Changes to Canadian Patent Rules

Patent Law

Canadian Patent Office to implement new rules impacting fee structure for excess claims and RCE’s, PCT translations, and WIPO sequence listing standards

Changes to the Canadian Patent rules are set to come into force in October of this year, with changes to sequence listings commonly found in life science-related patents coming into effect earlier at the beginning of July. The incoming rule changes will impact the fee structure of the Canadian patent system that, if not properly considered, could result in consequential added costs to applicants.

The changes will impact the fees in two areas:

1) Excess Claims: there will be a $100 CAD fee for each claim over 20, with the fee being reduced by 50% for small entities.
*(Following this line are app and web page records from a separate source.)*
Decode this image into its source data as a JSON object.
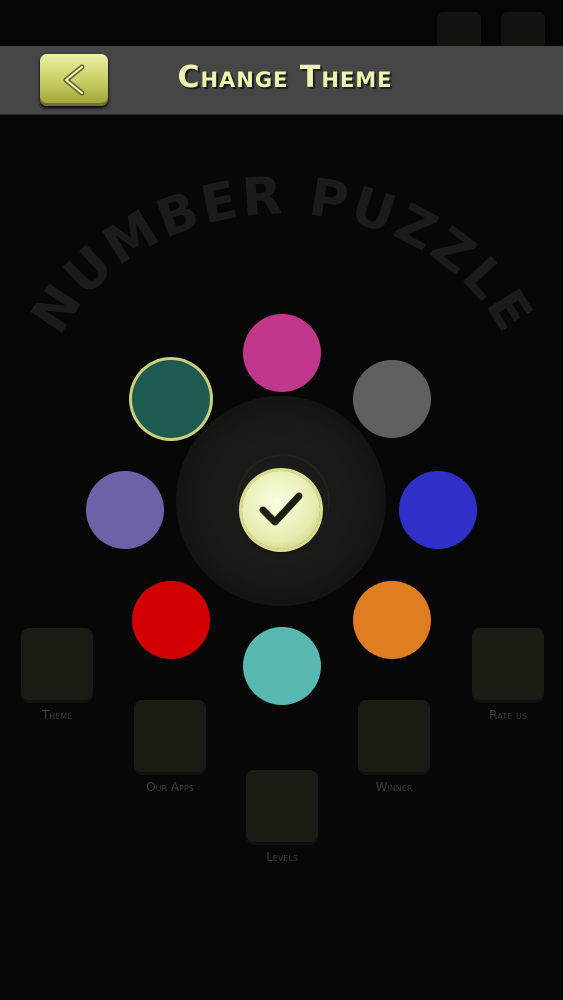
{
  "header": {
    "title": "Change Theme",
    "back_icon": "chevron-left-icon"
  },
  "background": {
    "arc_title": "NUMBER PUZZLE"
  },
  "menu": {
    "themes_label": "Theme",
    "our_apps_label": "Our Apps",
    "levels_label": "Levels",
    "winner_label": "Winner",
    "rate_us_label": "Rate us"
  },
  "theme_swatches": [
    {
      "name": "dark-teal",
      "color": "#1e5a50",
      "selected": true
    },
    {
      "name": "magenta",
      "color": "#c1378c",
      "selected": false
    },
    {
      "name": "gray",
      "color": "#5f5e60",
      "selected": false
    },
    {
      "name": "blue",
      "color": "#3030c6",
      "selected": false
    },
    {
      "name": "orange",
      "color": "#e07d20",
      "selected": false
    },
    {
      "name": "turquoise",
      "color": "#5ab8b2",
      "selected": false
    },
    {
      "name": "red",
      "color": "#d20000",
      "selected": false
    },
    {
      "name": "lavender",
      "color": "#6b63a8",
      "selected": false
    }
  ],
  "colors": {
    "header_bg": "#474646",
    "accent": "#eef4b0"
  }
}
The fee is to be paid with the request for examination and at the time of paying the issue fee. However the excess claim fee only applies if there are additional claims at issuance compared to the initial payment during the request for examination.

2) Requests for continued examination (RCE): the cost of the RCE will be $816 CAD, which can also be reduced by 50% for small entities. The RCE is required to continue examination of the patent application after the third Examiner’s Report and every second Examiner’s report following.

To mitigate the impact of these rule changes there are steps you can take now to minimize unexpected fees once the changes come into force.

For pending cases, before implementation:

  • File requests for continued examination.
  • File divisional applications requiring a request for examination.
  • Add additional claims to trigger unity of invention.
  • Enter the National Stage of a PCT application with a request for examination.

After the rule changes, applicants can avoid the excess claim fee by amending the application to reduce the number of claims to 20 when examination is requested.

Additional changes to the patent rules include creating a conditional notice of allowance, increasing the requirement to correct translations in national stage applications, and complying with WIPO sequence listing standards.

The Conditional Notice of allowance will notify when an application is in condition for allowance except for minor defects. The minor defects must be addressed along with the payment of the issue fee, subject to the Examiner’s review. If there is any substantive change or the Examiner no longer considers the application allowable, then the Conditional Notice of Allowance will be withdrawn, issue fee refunded, and examination re-opened pending any RCE requirements.

There will also be a heighted duty on applicants to ensure that PCT application translations are correct at the time of national stage entry. After the changes to the rule, corrections to translations must be submitted with a statement such that “(i) at the time the original translation was submitted, it would have been obvious to a skilled translator fluent in both the original language and the language of translation that the original translation contained an error and that the corrected translation is an accurate translation, (ii) the error in the original translation occurred despite due care having been taken in its preparation, and (iii) the request is being made within a reasonable time after the applicant became aware of the error.” Applicants are encouraged to ensure that proper translations are prepared and submitted at the time of Canadian national phase application entry. Further, machine-translations or other low quality translations be avoided to minimize any potential incidents.

Starting July 1, 2022 the Canadian Intellectual Property Office will comply with WIPO standard ST.26 for sequence listings. Transitional applications filed before July 1, 2022 can contain sequence listings in the new ST.26 or the former ST.25 format. The new sequence listing rules will immediately impact non-PCT applications because the Canadian filing date of a PCT application entering the Canadian national phase is the PCT international filing date.

John DeStefano
Technical Advisor

John DeStefano is a patent and technology technical advisor at Founders Legal. John performs patent prosecution assistance for the Intellectual Property practice.